Problem details - Repeat the records verbatim and leave the pictures out of your copy.

Data -
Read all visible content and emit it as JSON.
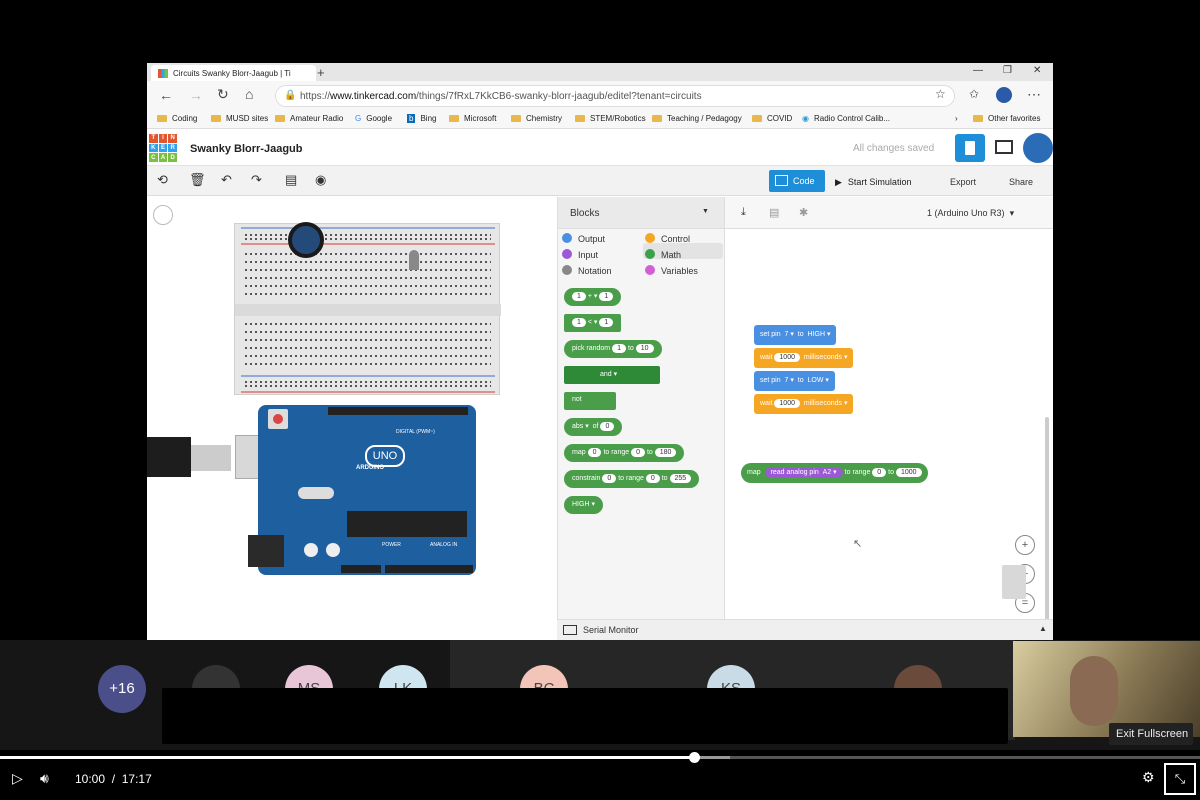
{
  "browser": {
    "tab_title": "Circuits Swanky Blorr-Jaagub | Ti",
    "url_prefix": "https://",
    "url_host": "www.tinkercad.com",
    "url_path": "/things/7fRxL7KkCB6-swanky-blorr-jaagub/editel?tenant=circuits",
    "bookmarks": [
      "Coding",
      "MUSD sites",
      "Amateur Radio",
      "Google",
      "Bing",
      "Microsoft",
      "Chemistry",
      "STEM/Robotics",
      "Teaching / Pedagogy",
      "COVID",
      "Radio Control Calib..."
    ],
    "other_favorites": "Other favorites"
  },
  "app": {
    "logo_letters": [
      "T",
      "I",
      "N",
      "K",
      "E",
      "R",
      "C",
      "A",
      "D"
    ],
    "project_title": "Swanky Blorr-Jaagub",
    "save_status": "All changes saved",
    "code_button": "Code",
    "start_sim_button": "Start Simulation",
    "export_button": "Export",
    "share_button": "Share"
  },
  "blocks_panel": {
    "dropdown": "Blocks",
    "categories": [
      "Output",
      "Control",
      "Input",
      "Math",
      "Notation",
      "Variables"
    ],
    "category_colors": [
      "#4a90e2",
      "#f5a623",
      "#9b59d6",
      "#3aa04a",
      "#888888",
      "#d35fd6"
    ],
    "selected_category": "Math",
    "b1": [
      "1",
      "+",
      "1"
    ],
    "b2": [
      "1",
      "<",
      "1"
    ],
    "b3": [
      "pick random",
      "1",
      "to",
      "10"
    ],
    "b4": "and",
    "b5": "not",
    "b6": [
      "abs",
      "of",
      "0"
    ],
    "b7": [
      "map",
      "0",
      "to range",
      "0",
      "to",
      "180"
    ],
    "b8": [
      "constrain",
      "0",
      "to range",
      "0",
      "to",
      "255"
    ],
    "b9": "HIGH"
  },
  "code_panel": {
    "device": "1 (Arduino Uno R3)",
    "set_pin_1": [
      "set pin",
      "7",
      "to",
      "HIGH"
    ],
    "wait_1": [
      "wait",
      "1000",
      "milliseconds"
    ],
    "set_pin_2": [
      "set pin",
      "7",
      "to",
      "LOW"
    ],
    "wait_2": [
      "wait",
      "1000",
      "milliseconds"
    ],
    "map_block": [
      "map",
      "read analog pin",
      "A2",
      "to range",
      "0",
      "to",
      "1000"
    ],
    "serial_monitor": "Serial Monitor"
  },
  "arduino": {
    "brand": "ARDUINO",
    "model": "UNO",
    "digital_label": "DIGITAL (PWM~)",
    "power_label": "POWER",
    "analog_label": "ANALOG IN"
  },
  "meeting": {
    "more_participants": "+16",
    "avatars": [
      "MS",
      "LK",
      "BC",
      "KS"
    ],
    "tooltip": "Exit Fullscreen"
  },
  "player": {
    "current_time": "10:00",
    "separator": "/",
    "duration": "17:17",
    "progress_fraction": 0.578
  }
}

Solution below -
Read all visible content and emit it as JSON.
{
  "browser": {
    "tab_title": "Circuits Swanky Blorr-Jaagub | Ti",
    "url_prefix": "https://",
    "url_host": "www.tinkercad.com",
    "url_path": "/things/7fRxL7KkCB6-swanky-blorr-jaagub/editel?tenant=circuits",
    "bookmarks": [
      "Coding",
      "MUSD sites",
      "Amateur Radio",
      "Google",
      "Bing",
      "Microsoft",
      "Chemistry",
      "STEM/Robotics",
      "Teaching / Pedagogy",
      "COVID",
      "Radio Control Calib..."
    ],
    "other_favorites": "Other favorites"
  },
  "app": {
    "logo_letters": [
      "T",
      "I",
      "N",
      "K",
      "E",
      "R",
      "C",
      "A",
      "D"
    ],
    "project_title": "Swanky Blorr-Jaagub",
    "save_status": "All changes saved",
    "code_button": "Code",
    "start_sim_button": "Start Simulation",
    "export_button": "Export",
    "share_button": "Share"
  },
  "blocks_panel": {
    "dropdown": "Blocks",
    "categories": [
      "Output",
      "Control",
      "Input",
      "Math",
      "Notation",
      "Variables"
    ],
    "category_colors": [
      "#4a90e2",
      "#f5a623",
      "#9b59d6",
      "#3aa04a",
      "#888888",
      "#d35fd6"
    ],
    "selected_category": "Math",
    "b1": [
      "1",
      "+",
      "1"
    ],
    "b2": [
      "1",
      "<",
      "1"
    ],
    "b3": [
      "pick random",
      "1",
      "to",
      "10"
    ],
    "b4": "and",
    "b5": "not",
    "b6": [
      "abs",
      "of",
      "0"
    ],
    "b7": [
      "map",
      "0",
      "to range",
      "0",
      "to",
      "180"
    ],
    "b8": [
      "constrain",
      "0",
      "to range",
      "0",
      "to",
      "255"
    ],
    "b9": "HIGH"
  },
  "code_panel": {
    "device": "1 (Arduino Uno R3)",
    "set_pin_1": [
      "set pin",
      "7",
      "to",
      "HIGH"
    ],
    "wait_1": [
      "wait",
      "1000",
      "milliseconds"
    ],
    "set_pin_2": [
      "set pin",
      "7",
      "to",
      "LOW"
    ],
    "wait_2": [
      "wait",
      "1000",
      "milliseconds"
    ],
    "map_block": [
      "map",
      "read analog pin",
      "A2",
      "to range",
      "0",
      "to",
      "1000"
    ],
    "serial_monitor": "Serial Monitor"
  },
  "arduino": {
    "brand": "ARDUINO",
    "model": "UNO",
    "digital_label": "DIGITAL (PWM~)",
    "power_label": "POWER",
    "analog_label": "ANALOG IN"
  },
  "meeting": {
    "more_participants": "+16",
    "avatars": [
      "MS",
      "LK",
      "BC",
      "KS"
    ],
    "tooltip": "Exit Fullscreen"
  },
  "player": {
    "current_time": "10:00",
    "separator": "/",
    "duration": "17:17",
    "progress_fraction": 0.578
  }
}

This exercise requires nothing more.